    [GBP, USD]
    The Pound has by recent standards been trading with uncharacteristic steadiness so far this week, though the scope for a sustained rebound is limited as investors and currency overlay managers continue to demand a hefty discount in the UK currency due to the palpable no-deal Brexit risk. There is ensuing debate about if and how parliament, which in the current mix is against a no-deal scenario, could constitutionally stop a no deal exit (which, apparently, could potentially involve the Queen, depending on the circumstances). There is also speculation that Prime Minister Boris Johnson is bluffing with regard to no deal, which is how senior sources at the European Commission, cited last week by British tabloid The Sun, are reading it. On the other hand, EU negotiators stated yesterday that there was currently no basis for "meaningful discussions" and talks were back where they were three years ago, and that Boris Johnson's is intent on leaving without a deal. Downing Street rejected this assertion, calling for the EU "to change its stance." There is also a view that parliament may now effectively be powerless to stop a no-deal Brexit -- the conjecture being (which is by no means certain) that Johnson would have the power to dictate the timing of a general election even in the event his government was pulled down in a confidence vote.
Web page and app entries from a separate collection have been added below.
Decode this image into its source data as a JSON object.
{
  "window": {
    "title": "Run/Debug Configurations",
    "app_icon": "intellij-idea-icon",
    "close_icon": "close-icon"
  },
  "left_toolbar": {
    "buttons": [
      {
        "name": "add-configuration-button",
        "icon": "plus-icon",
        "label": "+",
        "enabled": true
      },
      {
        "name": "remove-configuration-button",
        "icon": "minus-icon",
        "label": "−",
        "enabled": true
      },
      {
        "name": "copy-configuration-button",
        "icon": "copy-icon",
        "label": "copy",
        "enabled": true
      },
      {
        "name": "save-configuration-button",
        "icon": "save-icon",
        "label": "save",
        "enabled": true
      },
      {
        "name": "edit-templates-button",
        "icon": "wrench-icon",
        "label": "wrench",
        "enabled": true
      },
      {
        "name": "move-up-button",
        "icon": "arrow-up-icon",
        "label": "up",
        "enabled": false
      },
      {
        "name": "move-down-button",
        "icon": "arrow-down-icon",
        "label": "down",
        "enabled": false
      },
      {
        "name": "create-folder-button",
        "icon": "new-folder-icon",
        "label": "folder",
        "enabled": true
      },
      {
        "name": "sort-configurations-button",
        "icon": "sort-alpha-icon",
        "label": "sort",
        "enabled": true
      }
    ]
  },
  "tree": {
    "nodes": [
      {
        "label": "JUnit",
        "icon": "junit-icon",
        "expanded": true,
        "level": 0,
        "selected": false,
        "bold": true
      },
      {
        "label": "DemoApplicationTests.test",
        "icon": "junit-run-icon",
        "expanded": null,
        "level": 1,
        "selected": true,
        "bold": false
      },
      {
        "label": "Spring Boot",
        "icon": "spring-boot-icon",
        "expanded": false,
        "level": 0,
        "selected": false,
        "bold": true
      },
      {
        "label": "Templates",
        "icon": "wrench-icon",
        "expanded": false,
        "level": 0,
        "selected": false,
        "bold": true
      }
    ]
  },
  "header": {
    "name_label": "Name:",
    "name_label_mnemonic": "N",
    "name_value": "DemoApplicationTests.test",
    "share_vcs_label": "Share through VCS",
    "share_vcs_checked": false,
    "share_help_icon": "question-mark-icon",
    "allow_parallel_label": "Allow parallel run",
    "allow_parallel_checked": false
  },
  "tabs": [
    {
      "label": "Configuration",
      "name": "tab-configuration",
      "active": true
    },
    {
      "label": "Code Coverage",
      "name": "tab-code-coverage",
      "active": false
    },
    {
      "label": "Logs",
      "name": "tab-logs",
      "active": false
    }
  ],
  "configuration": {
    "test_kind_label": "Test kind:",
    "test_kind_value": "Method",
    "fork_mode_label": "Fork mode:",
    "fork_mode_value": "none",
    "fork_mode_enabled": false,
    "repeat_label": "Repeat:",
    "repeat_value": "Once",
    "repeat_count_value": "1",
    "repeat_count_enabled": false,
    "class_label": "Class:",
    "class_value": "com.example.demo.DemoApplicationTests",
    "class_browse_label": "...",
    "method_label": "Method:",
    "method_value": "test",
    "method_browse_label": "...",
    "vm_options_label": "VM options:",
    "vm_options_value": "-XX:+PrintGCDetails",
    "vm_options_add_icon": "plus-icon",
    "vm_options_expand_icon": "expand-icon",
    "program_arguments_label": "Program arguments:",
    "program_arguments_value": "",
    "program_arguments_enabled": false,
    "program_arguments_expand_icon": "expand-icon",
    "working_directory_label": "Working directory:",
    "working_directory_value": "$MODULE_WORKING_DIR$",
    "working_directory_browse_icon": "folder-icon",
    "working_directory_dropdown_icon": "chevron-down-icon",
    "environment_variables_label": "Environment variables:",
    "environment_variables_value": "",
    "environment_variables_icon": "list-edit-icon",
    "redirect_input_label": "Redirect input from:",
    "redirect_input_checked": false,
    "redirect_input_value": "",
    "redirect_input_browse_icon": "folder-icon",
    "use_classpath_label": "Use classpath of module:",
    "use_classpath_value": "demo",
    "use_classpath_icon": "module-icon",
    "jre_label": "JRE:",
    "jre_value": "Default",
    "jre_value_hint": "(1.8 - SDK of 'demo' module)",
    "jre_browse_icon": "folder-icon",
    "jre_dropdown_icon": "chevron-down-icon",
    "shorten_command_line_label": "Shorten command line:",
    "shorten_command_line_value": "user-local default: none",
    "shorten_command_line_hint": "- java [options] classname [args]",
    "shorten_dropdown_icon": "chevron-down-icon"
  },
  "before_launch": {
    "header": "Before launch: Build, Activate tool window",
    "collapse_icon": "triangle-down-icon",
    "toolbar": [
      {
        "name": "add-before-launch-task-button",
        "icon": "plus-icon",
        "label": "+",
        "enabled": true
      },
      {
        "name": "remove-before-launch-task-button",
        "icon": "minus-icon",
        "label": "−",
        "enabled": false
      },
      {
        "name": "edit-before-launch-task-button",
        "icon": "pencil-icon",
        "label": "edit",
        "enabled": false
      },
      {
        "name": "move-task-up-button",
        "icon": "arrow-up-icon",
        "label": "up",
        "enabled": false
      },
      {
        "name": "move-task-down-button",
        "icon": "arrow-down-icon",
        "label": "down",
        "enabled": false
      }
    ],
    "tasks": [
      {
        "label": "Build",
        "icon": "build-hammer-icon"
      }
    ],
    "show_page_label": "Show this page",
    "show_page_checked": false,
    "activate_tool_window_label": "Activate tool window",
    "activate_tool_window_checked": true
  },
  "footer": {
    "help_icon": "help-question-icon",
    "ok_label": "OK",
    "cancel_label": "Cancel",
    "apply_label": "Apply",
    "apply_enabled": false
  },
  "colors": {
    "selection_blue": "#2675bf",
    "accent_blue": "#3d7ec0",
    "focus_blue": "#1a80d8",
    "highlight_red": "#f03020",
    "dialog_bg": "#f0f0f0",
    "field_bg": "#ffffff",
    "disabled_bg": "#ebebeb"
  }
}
    [USD, CHF]
    EUR-CHF has edged out a one-week low at 1-0886 today, returning focus to the 25-month low seen last Monday week at 1.0863. The ECB's course to additional monetary stimulus in September, and risk aversion in global markets following Trump's latest escalation in his trade war with China, have been weighing on the cross. The risk of a disorderly no-deal Brexit on October 31 is also in the mix, which is a bearish factor for the cross.

    [USD, CAD]
    USD-CAD has settled in the lower 1.3200s in recent sessions after correcting from a seven-week high seen last Wednesday at 1.3345. The Canadian Dollar, like its Dollar bloc brethren, rebounded from lows concomitantly with a recouperation in global stock markets after China's anxiety-mollifying trade data last Thursday, which showed an unexpected rise in Chinese exports in July. This has helped put a floor under crude prices, which the Loonie correlates with, after recent sharp declines. Although up from lows, however, front-month WTI prices are still showing about a 10% decline from month-ago levels, so we don't advise a bullish take on the Canadian currency. USD-CAD support comes in at 1.3207-10.

    Paste link in email or IM